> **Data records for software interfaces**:
------------------------------------------------------------------------

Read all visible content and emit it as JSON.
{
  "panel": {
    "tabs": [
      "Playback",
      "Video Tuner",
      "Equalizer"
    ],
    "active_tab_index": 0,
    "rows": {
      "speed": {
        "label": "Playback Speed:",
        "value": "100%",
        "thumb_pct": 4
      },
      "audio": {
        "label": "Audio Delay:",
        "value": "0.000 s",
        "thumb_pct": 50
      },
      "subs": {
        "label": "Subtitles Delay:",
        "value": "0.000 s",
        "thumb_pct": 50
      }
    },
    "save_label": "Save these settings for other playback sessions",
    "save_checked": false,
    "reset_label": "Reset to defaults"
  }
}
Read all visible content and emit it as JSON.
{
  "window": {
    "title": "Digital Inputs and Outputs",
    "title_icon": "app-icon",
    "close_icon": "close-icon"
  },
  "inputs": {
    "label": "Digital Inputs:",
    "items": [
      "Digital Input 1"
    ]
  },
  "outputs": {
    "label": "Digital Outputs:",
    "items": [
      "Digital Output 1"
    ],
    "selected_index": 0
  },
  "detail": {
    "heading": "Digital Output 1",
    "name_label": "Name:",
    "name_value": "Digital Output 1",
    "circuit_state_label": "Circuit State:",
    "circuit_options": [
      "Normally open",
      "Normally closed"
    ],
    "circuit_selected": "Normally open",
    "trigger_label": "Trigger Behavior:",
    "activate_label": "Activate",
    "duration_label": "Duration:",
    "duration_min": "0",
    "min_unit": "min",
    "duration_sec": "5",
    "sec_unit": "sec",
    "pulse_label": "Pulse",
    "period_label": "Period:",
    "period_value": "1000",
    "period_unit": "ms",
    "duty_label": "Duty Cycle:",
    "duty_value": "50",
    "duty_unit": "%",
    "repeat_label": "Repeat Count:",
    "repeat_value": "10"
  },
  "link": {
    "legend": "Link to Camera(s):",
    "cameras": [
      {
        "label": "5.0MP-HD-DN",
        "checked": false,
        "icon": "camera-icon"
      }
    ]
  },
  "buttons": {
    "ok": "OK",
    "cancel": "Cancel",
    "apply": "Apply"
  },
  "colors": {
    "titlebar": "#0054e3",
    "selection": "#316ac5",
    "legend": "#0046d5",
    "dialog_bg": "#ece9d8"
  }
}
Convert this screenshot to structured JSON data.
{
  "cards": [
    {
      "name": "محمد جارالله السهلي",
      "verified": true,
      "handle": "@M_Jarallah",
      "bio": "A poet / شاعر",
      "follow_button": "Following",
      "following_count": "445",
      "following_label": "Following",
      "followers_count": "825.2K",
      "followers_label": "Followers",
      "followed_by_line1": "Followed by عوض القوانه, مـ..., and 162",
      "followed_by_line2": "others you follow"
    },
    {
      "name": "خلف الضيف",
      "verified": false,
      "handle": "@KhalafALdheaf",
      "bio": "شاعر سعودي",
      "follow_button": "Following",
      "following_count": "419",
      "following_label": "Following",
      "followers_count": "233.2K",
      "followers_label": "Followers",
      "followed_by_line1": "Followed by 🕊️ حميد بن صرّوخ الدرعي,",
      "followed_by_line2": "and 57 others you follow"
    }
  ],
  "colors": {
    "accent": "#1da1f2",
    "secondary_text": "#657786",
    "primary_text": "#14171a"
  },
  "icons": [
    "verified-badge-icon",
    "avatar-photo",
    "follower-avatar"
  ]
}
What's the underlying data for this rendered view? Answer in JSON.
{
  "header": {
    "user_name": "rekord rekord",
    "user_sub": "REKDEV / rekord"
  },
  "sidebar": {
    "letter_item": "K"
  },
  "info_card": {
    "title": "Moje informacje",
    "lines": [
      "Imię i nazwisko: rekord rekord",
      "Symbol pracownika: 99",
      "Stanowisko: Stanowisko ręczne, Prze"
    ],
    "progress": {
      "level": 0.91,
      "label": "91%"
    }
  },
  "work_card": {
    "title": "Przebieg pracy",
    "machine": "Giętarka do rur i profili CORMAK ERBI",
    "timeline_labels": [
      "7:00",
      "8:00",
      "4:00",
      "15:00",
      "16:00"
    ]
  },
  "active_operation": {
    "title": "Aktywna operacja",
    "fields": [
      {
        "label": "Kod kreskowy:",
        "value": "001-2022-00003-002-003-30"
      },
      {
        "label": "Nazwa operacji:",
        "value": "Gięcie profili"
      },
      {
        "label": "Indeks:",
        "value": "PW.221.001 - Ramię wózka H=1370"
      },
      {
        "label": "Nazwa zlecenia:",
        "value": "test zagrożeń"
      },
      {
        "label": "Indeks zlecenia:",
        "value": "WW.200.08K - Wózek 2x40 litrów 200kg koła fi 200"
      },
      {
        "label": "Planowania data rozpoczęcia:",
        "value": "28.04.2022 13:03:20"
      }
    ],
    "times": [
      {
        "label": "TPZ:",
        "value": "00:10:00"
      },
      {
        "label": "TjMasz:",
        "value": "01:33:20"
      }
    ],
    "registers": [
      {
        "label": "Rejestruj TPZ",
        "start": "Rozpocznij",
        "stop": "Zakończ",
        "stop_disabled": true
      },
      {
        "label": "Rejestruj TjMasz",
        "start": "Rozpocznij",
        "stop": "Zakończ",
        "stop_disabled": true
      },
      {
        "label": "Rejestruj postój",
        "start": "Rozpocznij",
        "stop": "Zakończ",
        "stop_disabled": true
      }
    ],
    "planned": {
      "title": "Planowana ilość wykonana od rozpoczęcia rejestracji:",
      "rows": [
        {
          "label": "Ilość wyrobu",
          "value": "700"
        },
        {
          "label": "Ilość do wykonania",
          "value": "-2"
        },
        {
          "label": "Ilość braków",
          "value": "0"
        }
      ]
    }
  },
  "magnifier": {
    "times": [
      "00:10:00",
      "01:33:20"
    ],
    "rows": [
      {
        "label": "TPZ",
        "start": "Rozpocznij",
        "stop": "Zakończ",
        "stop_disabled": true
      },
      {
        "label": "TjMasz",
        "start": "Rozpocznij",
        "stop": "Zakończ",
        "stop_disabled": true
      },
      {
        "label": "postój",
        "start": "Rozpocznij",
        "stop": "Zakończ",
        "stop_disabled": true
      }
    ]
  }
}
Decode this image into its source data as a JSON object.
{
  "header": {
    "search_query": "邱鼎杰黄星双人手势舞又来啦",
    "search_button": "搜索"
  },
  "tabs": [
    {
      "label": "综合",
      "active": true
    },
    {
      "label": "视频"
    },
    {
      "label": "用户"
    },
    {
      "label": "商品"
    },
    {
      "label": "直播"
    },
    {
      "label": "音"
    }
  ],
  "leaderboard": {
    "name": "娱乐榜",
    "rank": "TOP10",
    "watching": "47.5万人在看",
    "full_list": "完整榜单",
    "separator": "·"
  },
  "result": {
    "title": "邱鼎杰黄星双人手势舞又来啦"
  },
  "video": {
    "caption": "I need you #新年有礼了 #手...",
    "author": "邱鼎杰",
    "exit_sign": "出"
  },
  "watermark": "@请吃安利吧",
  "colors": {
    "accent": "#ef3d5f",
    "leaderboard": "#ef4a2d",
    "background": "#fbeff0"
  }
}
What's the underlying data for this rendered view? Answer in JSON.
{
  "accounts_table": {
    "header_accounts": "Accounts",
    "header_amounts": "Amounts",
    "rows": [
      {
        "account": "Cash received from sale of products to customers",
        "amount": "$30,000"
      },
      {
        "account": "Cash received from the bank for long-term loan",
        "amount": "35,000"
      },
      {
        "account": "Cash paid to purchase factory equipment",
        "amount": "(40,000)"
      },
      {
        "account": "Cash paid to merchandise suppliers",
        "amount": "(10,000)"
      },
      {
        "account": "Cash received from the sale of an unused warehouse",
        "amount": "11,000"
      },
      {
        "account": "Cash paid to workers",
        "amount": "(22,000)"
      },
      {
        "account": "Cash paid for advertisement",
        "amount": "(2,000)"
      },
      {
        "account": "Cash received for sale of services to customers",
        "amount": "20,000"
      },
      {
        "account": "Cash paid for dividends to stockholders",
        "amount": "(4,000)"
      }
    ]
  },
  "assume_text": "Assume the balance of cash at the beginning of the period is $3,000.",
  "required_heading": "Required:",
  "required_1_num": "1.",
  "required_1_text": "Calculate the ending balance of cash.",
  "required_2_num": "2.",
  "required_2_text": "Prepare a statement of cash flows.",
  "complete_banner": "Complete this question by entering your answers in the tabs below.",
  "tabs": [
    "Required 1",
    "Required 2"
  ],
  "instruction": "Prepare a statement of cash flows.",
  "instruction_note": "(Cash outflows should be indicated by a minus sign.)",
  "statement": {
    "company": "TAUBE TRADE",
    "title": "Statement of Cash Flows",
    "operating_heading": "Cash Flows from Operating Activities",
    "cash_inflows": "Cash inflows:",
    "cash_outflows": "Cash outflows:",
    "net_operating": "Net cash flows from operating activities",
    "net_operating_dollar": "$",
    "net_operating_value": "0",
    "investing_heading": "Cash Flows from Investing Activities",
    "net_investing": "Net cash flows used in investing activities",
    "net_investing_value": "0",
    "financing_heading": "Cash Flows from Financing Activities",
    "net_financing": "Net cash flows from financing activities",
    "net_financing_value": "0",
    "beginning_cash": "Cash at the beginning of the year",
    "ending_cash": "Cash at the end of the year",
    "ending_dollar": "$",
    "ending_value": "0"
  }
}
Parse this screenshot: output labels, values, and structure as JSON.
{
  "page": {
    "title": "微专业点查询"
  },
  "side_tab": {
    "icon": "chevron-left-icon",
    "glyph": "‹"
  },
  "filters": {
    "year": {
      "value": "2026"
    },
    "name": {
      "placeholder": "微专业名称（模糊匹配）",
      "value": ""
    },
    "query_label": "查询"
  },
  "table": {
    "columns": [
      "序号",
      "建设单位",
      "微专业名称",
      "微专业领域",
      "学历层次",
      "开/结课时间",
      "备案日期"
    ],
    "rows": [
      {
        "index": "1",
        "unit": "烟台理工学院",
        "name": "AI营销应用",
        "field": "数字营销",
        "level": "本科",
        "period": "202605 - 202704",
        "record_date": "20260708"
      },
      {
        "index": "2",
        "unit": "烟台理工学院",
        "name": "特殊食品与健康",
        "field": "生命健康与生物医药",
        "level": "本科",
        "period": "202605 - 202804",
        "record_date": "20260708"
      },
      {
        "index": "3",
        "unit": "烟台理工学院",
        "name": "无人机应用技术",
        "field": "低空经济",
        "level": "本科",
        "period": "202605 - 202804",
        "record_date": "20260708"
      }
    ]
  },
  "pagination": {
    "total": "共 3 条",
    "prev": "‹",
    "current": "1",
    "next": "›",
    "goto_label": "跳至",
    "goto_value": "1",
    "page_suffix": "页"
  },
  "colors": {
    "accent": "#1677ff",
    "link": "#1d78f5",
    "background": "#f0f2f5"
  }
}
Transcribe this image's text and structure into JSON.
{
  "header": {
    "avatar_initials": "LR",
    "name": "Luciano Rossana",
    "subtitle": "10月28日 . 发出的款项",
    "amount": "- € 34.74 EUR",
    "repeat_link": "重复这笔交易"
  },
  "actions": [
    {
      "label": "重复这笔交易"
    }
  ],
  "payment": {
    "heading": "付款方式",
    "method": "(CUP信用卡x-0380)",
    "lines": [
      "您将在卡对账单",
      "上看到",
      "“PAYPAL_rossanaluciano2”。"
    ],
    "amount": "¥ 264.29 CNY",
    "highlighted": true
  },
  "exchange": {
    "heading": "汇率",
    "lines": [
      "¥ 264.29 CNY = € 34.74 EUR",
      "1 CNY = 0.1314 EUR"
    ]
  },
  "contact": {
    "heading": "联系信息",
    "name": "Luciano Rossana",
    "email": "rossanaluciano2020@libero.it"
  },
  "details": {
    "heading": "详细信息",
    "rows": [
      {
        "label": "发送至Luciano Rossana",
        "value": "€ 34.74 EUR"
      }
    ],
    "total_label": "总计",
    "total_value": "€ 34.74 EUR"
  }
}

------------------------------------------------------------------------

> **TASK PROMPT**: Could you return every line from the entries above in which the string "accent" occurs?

> **SOLUTION**:
    "accent": "#1da1f2",
    "accent": "#ef3d5f",
    "accent": "#1677ff",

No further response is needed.